-- Opening Marker --

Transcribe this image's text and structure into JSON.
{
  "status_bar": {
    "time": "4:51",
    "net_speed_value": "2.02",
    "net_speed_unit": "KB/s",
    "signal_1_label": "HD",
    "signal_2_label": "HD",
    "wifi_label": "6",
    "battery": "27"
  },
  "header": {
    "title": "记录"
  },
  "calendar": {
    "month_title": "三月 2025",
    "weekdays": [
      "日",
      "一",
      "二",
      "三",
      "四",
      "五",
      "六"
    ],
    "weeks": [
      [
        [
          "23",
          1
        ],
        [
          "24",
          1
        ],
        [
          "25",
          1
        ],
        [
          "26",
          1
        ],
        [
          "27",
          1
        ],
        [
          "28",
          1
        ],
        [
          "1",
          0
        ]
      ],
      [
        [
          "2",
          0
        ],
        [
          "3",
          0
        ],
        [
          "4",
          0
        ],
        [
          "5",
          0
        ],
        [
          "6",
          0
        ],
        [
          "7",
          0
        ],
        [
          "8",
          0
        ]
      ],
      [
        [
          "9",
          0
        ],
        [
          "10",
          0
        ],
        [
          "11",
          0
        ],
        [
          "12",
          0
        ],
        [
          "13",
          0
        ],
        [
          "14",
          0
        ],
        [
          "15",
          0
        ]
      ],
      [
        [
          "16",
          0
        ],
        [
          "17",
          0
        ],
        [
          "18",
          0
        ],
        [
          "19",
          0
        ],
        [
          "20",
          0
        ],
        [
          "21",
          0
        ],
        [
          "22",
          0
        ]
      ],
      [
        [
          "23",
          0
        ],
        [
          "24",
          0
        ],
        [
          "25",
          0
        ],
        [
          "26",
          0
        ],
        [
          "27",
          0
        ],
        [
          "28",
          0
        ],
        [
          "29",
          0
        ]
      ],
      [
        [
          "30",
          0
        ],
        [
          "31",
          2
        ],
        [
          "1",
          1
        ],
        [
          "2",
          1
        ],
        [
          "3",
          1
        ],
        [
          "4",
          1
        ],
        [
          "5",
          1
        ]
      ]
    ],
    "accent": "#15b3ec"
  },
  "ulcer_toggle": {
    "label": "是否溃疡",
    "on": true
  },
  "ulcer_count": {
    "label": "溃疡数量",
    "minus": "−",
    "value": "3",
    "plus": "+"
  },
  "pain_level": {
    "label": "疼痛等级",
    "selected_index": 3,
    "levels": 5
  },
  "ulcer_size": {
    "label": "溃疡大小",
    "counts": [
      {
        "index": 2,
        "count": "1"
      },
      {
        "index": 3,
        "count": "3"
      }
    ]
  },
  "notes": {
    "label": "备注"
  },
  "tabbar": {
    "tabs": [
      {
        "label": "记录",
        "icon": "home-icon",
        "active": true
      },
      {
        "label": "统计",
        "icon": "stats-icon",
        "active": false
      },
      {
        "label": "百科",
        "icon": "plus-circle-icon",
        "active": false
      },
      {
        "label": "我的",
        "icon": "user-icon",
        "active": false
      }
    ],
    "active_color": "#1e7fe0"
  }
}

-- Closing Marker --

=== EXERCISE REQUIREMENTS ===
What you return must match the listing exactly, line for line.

=== OUTPUT FOR THIS EXERCISE ===
Transcribe this image's text and structure into JSON.
{
  "status_bar": {
    "time": "4:51",
    "net_speed_value": "2.02",
    "net_speed_unit": "KB/s",
    "signal_1_label": "HD",
    "signal_2_label": "HD",
    "wifi_label": "6",
    "battery": "27"
  },
  "header": {
    "title": "记录"
  },
  "calendar": {
    "month_title": "三月 2025",
    "weekdays": [
      "日",
      "一",
      "二",
      "三",
      "四",
      "五",
      "六"
    ],
    "weeks": [
      [
        [
          "23",
          1
        ],
        [
          "24",
          1
        ],
        [
          "25",
          1
        ],
        [
          "26",
          1
        ],
        [
          "27",
          1
        ],
        [
          "28",
          1
        ],
        [
          "1",
          0
        ]
      ],
      [
        [
          "2",
          0
        ],
        [
          "3",
          0
        ],
        [
          "4",
          0
        ],
        [
          "5",
          0
        ],
        [
          "6",
          0
        ],
        [
          "7",
          0
        ],
        [
          "8",
          0
        ]
      ],
      [
        [
          "9",
          0
        ],
        [
          "10",
          0
        ],
        [
          "11",
          0
        ],
        [
          "12",
          0
        ],
        [
          "13",
          0
        ],
        [
          "14",
          0
        ],
        [
          "15",
          0
        ]
      ],
      [
        [
          "16",
          0
        ],
        [
          "17",
          0
        ],
        [
          "18",
          0
        ],
        [
          "19",
          0
        ],
        [
          "20",
          0
        ],
        [
          "21",
          0
        ],
        [
          "22",
          0
        ]
      ],
      [
        [
          "23",
          0
        ],
        [
          "24",
          0
        ],
        [
          "25",
          0
        ],
        [
          "26",
          0
        ],
        [
          "27",
          0
        ],
        [
          "28",
          0
        ],
        [
          "29",
          0
        ]
      ],
      [
        [
          "30",
          0
        ],
        [
          "31",
          2
        ],
        [
          "1",
          1
        ],
        [
          "2",
          1
        ],
        [
          "3",
          1
        ],
        [
          "4",
          1
        ],
        [
          "5",
          1
        ]
      ]
    ],
    "accent": "#15b3ec"
  },
  "ulcer_toggle": {
    "label": "是否溃疡",
    "on": true
  },
  "ulcer_count": {
    "label": "溃疡数量",
    "minus": "−",
    "value": "3",
    "plus": "+"
  },
  "pain_level": {
    "label": "疼痛等级",
    "selected_index": 3,
    "levels": 5
  },
  "ulcer_size": {
    "label": "溃疡大小",
    "counts": [
      {
        "index": 2,
        "count": "1"
      },
      {
        "index": 3,
        "count": "3"
      }
    ]
  },
  "notes": {
    "label": "备注"
  },
  "tabbar": {
    "tabs": [
      {
        "label": "记录",
        "icon": "home-icon",
        "active": true
      },
      {
        "label": "统计",
        "icon": "stats-icon",
        "active": false
      },
      {
        "label": "百科",
        "icon": "plus-circle-icon",
        "active": false
      },
      {
        "label": "我的",
        "icon": "user-icon",
        "active": false
      }
    ],
    "active_color": "#1e7fe0"
  }
}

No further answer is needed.